Naomh Ultan contested in a number of Intermediate Championship finals in 1989, 1992 & 1998, narrowly losing out in each. The reserve team also played in the 1997 & 1998 Intermediate B Finals suffering defeats too. The hurt from losing those finals was greatly relieved on what is noted as the club’s most historic day in 2002. On October 27th in a wet and dull MacCumhaill Park both teams captured the Intermediate A & B Championships. The reserves defeated Urris in the Intermediate B Championship final which was followed by the Intermediate A Championship final, Naomh Ultan getting the better of Buncrana 2-4 to 0-8. A momentous day for a small club to do a championship double in that fashion, it will live long in the memories of those there to witness it. Years of dismay in finals brought to the sweetest of ends in victories that encapsulated the fighting spirit of Naomh Ultan.
Naomh Ultan welcomed St. Eunans to Pairc Naomh Ultan the following year in the Donegal Senior Championship, it was widely thought that the club would build upon the successes of the year previous however that didn’t transpire. Within a couple of years the club found itself playing Junior Championship again and it wasn’t until 2011 & 2013 when Naomh Ultan captured the Junior B championships that they saw success.
After losing the Junior B Championship final in 2010 to Sean MacCumhaills the side saw off St. Eunans 2-7 to 1-7 in 2011 to win the club’s first ever Junior B Championship.
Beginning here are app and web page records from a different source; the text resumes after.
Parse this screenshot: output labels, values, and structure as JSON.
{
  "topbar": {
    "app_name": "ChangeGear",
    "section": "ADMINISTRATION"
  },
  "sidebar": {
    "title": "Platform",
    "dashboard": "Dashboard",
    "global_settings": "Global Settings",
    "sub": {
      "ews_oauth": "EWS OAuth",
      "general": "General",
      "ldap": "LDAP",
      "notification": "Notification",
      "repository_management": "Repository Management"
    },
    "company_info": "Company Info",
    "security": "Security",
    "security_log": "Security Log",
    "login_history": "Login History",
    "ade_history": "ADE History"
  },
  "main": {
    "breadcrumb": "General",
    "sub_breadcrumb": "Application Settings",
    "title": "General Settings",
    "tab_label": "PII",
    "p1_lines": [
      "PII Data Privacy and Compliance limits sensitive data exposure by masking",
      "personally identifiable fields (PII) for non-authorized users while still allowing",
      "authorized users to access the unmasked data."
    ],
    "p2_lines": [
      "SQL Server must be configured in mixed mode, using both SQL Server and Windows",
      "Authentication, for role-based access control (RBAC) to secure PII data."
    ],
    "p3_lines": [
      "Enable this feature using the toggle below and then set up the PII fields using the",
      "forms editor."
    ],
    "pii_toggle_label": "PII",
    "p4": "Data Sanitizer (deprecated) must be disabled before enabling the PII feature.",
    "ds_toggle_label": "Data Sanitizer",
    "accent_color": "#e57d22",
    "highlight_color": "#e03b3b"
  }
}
Many remnants of the 2002 Intermediate winning teams were evident in this side who ended up winning the title again in 2013 defeating Letterkenny Gaels in Páirc Tír Conaill, Donegal town 2-9 to 0-9.
These successes at Junior B level and Naomh Ultan’s first Minor County League & Championship wins in 2008 helped build a team of young but experienced players and further success did follow, but only after the suffering of defeat first. Kicking on from 2013 the club found itself in both the Division 4 promotion playoff and Junior A Championship final in 2014, losing off on both occasions to Red Hughs and Urris. Similar to times gone by previously, the sufferings of these finals stood by our club. In 2015, Naomh Ultan captured the Division 4 league title and their first Junior Championship since 1936 defeating Red Hughs in a replayed final. Two tightly fought contests ended in a last gasp 45’ struck over under the lights in MacCumhaill Park by Cian Kennedy. Another day in Ballybofey that will be a standout footballing memory for all involved.
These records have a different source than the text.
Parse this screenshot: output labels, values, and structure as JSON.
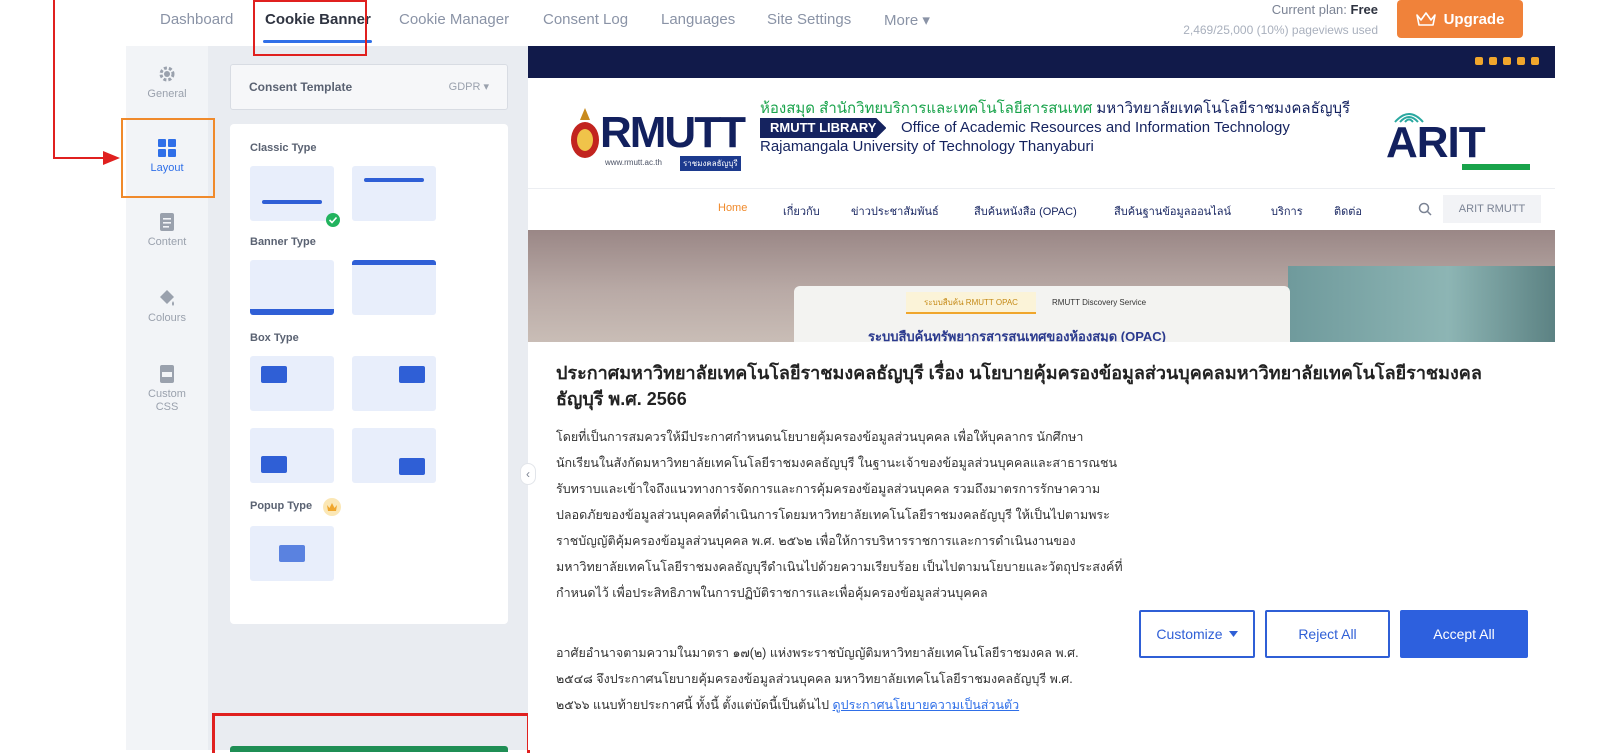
{
  "top_nav": {
    "items": [
      "Dashboard",
      "Cookie Banner",
      "Cookie Manager",
      "Consent Log",
      "Languages",
      "Site Settings",
      "More ▾"
    ],
    "active_index": 1
  },
  "plan": {
    "label": "Current plan:",
    "value": "Free",
    "usage": "2,469/25,000 (10%) pageviews used",
    "upgrade_label": "Upgrade"
  },
  "rail": {
    "items": [
      {
        "label": "General",
        "icon": "gear-icon"
      },
      {
        "label": "Layout",
        "icon": "layout-grid-icon"
      },
      {
        "label": "Content",
        "icon": "document-icon"
      },
      {
        "label": "Colours",
        "icon": "paint-bucket-icon"
      },
      {
        "label": "Custom CSS",
        "icon": "css-file-icon"
      }
    ],
    "active_index": 1
  },
  "panel": {
    "template_label": "Consent Template",
    "template_value": "GDPR ▾",
    "sections": [
      "Classic Type",
      "Banner Type",
      "Box Type",
      "Popup Type"
    ]
  },
  "preview": {
    "site": {
      "brand": "RMUTT",
      "brand_url": "www.rmutt.ac.th",
      "brand_tag": "ราชมงคลธัญบุรี",
      "title_green": "ห้องสมุด สำนักวิทยบริการและเทคโนโลยีสารสนเทศ",
      "title_blue": " มหาวิทยาลัยเทคโนโลยีราชมงคลธัญบุรี",
      "badge": "RMUTT LIBRARY",
      "office": "Office of Academic Resources and Information Technology",
      "university": "Rajamangala University of Technology Thanyaburi",
      "arit": "ARIT",
      "menu": [
        "Home",
        "เกี่ยวกับ",
        "ข่าวประชาสัมพันธ์",
        "สืบค้นหนังสือ (OPAC)",
        "สืบค้นฐานข้อมูลออนไลน์",
        "บริการ",
        "ติดต่อ"
      ],
      "search_label": "ARIT RMUTT",
      "hero_tab1": "ระบบสืบค้น RMUTT OPAC",
      "hero_tab2": "RMUTT Discovery Service",
      "hero_sub": "ระบบสืบค้นทรัพยากรสารสนเทศของห้องสมุด (OPAC)"
    },
    "banner": {
      "title": "ประกาศมหาวิทยาลัยเทคโนโลยีราชมงคลธัญบุรี เรื่อง นโยบายคุ้มครองข้อมูลส่วนบุคคลมหาวิทยาลัยเทคโนโลยีราชมงคลธัญบุรี พ.ศ. 2566",
      "body1": "โดยที่เป็นการสมควรให้มีประกาศกำหนดนโยบายคุ้มครองข้อมูลส่วนบุคคล เพื่อให้บุคลากร นักศึกษา นักเรียนในสังกัดมหาวิทยาลัยเทคโนโลยีราชมงคลธัญบุรี ในฐานะเจ้าของข้อมูลส่วนบุคคลและสาธารณชนรับทราบและเข้าใจถึงแนวทางการจัดการและการคุ้มครองข้อมูลส่วนบุคคล รวมถึงมาตรการรักษาความปลอดภัยของข้อมูลส่วนบุคคลที่ดำเนินการโดยมหาวิทยาลัยเทคโนโลยีราชมงคลธัญบุรี ให้เป็นไปตามพระราชบัญญัติคุ้มครองข้อมูลส่วนบุคคล พ.ศ. ๒๕๖๒ เพื่อให้การบริหารราชการและการดำเนินงานของมหาวิทยาลัยเทคโนโลยีราชมงคลธัญบุรีดำเนินไปด้วยความเรียบร้อย เป็นไปตามนโยบายและวัตถุประสงค์ที่กำหนดไว้ เพื่อประสิทธิภาพในการปฏิบัติราชการและเพื่อคุ้มครองข้อมูลส่วนบุคคล",
      "body2": "อาศัยอำนาจตามความในมาตรา ๑๗(๒) แห่งพระราชบัญญัติมหาวิทยาลัยเทคโนโลยีราชมงคล พ.ศ. ๒๕๔๘ จึงประกาศนโยบายคุ้มครองข้อมูลส่วนบุคคล มหาวิทยาลัยเทคโนโลยีราชมงคลธัญบุรี พ.ศ. ๒๕๖๖ แนบท้ายประกาศนี้ ทั้งนี้ ตั้งแต่บัดนี้เป็นต้นไป",
      "link": "ดูประกาศนโยบายความเป็นส่วนตัว",
      "customize": "Customize",
      "reject": "Reject All",
      "accept": "Accept All"
    }
  },
  "colors": {
    "accent": "#2f6fe8",
    "upgrade": "#f0823a",
    "annotation": "#e0201f",
    "site_navy": "#111a4a"
  }
}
The club played Intermediate Championship up until 2021, avoiding relegation in 2019 and 2020 but inevitably dropping back down to Junior Championship for the 2022 season. Naomh Ultan continues to develop both on and off the field, in 2004 the club opened new dressing room facilities and currently are enhancing the grounds and facilities further by developing training pitch facilities, a walking track and plans in the near future of a stand for supporters.
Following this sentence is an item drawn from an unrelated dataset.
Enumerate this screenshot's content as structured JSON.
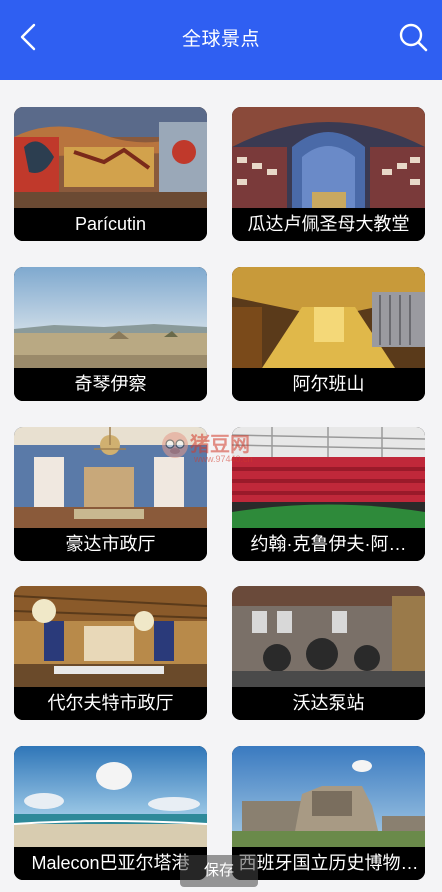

Looking forward, 2024 will be a momentous year for the Naomh Ultan club as it celebrates its half century since the revival of football and establishment of the club today. In an area of proud Gaelic football tradition stretching back as far as the early 1920s the club’s successes and facilities are testament to the players, members, supporters and people of the parish both past and present.